Patent number: 10222183
Type: Grant
Filed: Mar 1, 2016
Date of Patent: Mar 5, 2019
Patent Publication Number: 20160258724
Inventor: Timothy G. Smith (St. Marys, PA)
Primary Examiner: Stephen Johnson
Application Number: 15/057,785

Classifications

Current U.S. Class: Projectiles (102/501)

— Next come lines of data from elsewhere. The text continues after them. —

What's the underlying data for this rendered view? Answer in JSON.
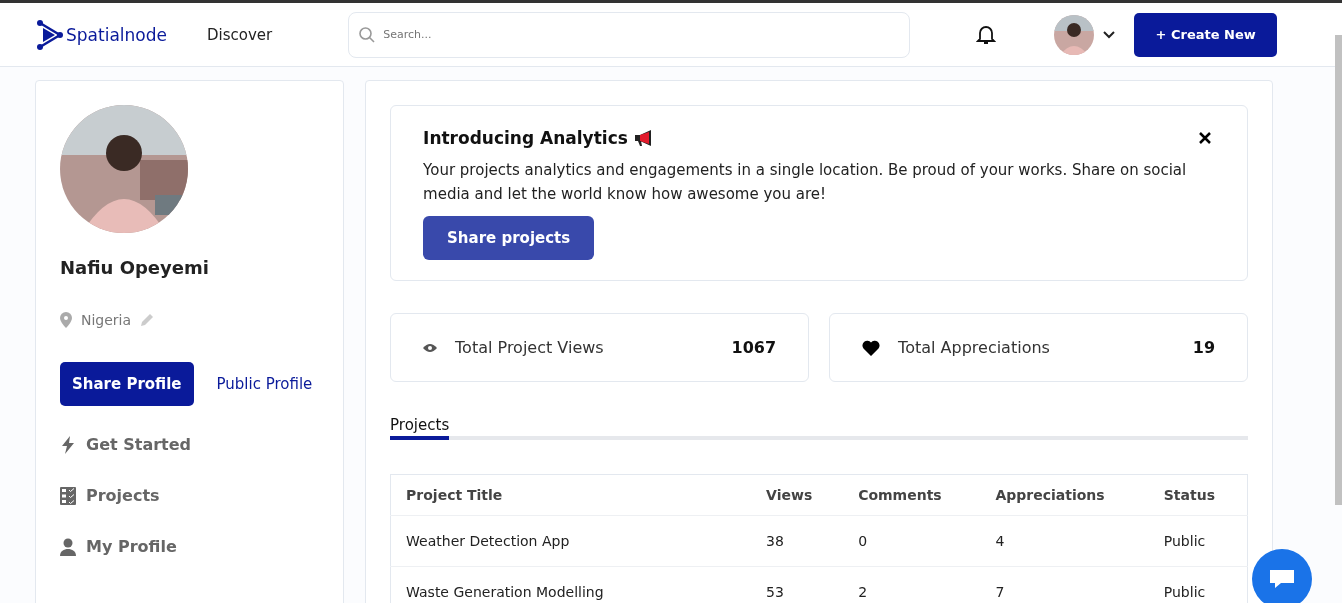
{
  "header": {
    "logo": "Spatialnode",
    "nav": "Discover",
    "search": {
      "placeholder": "Search..."
    },
    "create_button": "+ Create New"
  },
  "profile": {
    "name": "Nafiu Opeyemi",
    "location": "Nigeria",
    "share_button": "Share Profile",
    "public_link": "Public Profile",
    "menu": [
      {
        "label": "Get Started",
        "kind": "bolt"
      },
      {
        "label": "Projects",
        "kind": "grid"
      },
      {
        "label": "My Profile",
        "kind": "person"
      }
    ]
  },
  "banner": {
    "title": "Introducing Analytics",
    "text": "Your projects analytics and engagements in a single location. Be proud of your works. Share on social media and let the world know how awesome you are!",
    "button": "Share projects"
  },
  "stats": [
    {
      "label": "Total Project Views",
      "value": "1067",
      "kind": "eye"
    },
    {
      "label": "Total Appreciations",
      "value": "19",
      "kind": "heart"
    }
  ],
  "tabs": [
    {
      "label": "Projects",
      "selected": true
    }
  ],
  "table": {
    "columns": [
      "Project Title",
      "Views",
      "Comments",
      "Appreciations",
      "Status"
    ],
    "rows": [
      [
        "Weather Detection App",
        "38",
        "0",
        "4",
        "Public"
      ],
      [
        "Waste Generation Modelling",
        "53",
        "2",
        "7",
        "Public"
      ]
    ]
  }
}
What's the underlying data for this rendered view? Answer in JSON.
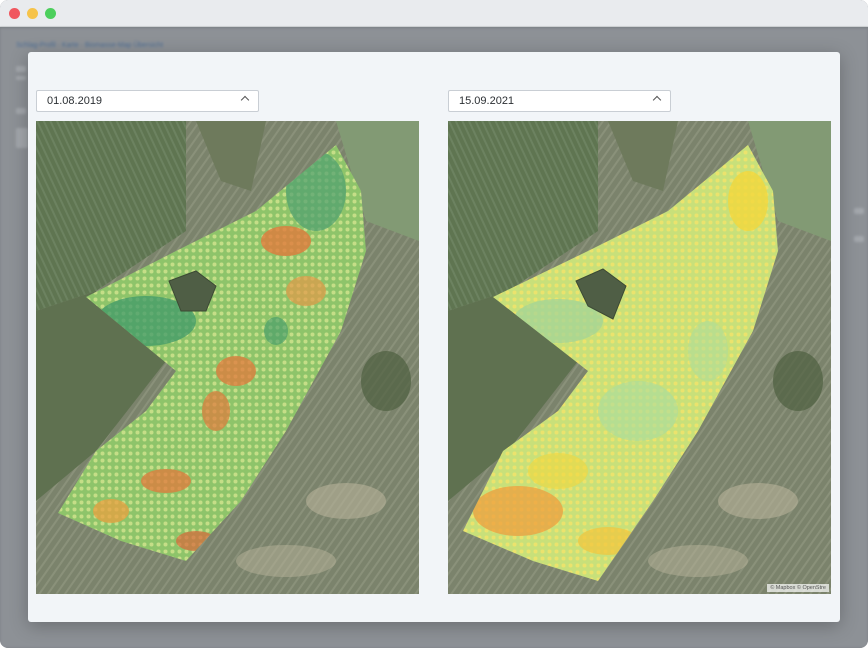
{
  "window": {
    "controls": [
      "close",
      "minimize",
      "maximize"
    ],
    "colors": {
      "close": "#f0575f",
      "minimize": "#f6c34a",
      "maximize": "#4ccf5c"
    }
  },
  "background": {
    "breadcrumb": "Schlag-Profil · Karte · Biomasse-Map Übersicht"
  },
  "comparison": {
    "left": {
      "date": "01.08.2019",
      "icon": "chevron-up-icon"
    },
    "right": {
      "date": "15.09.2021",
      "icon": "chevron-up-icon"
    },
    "attribution": "© Mapbox © OpenStre"
  },
  "colors": {
    "low": "#3f9a6a",
    "mid": "#a8d46a",
    "high_left": "#e07a3c",
    "high_right": "#f2d73c",
    "modal_bg": "#f2f5f8"
  }
}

International Classification: F42B 12/74 (20060101); F42B 5/32 (20060101); B22F 1/00 (20060101); B22F 5/10 (20060101); C22C 9/02 (20060101); F42B 33/00 (20060101); F42B 10/42 (20060101); B22F 3/16 (20060101); F42B 14/02 (20060101); B22F 3/02 (20060101); B22F 3/03 (20060101); C22C 1/04 (20060101);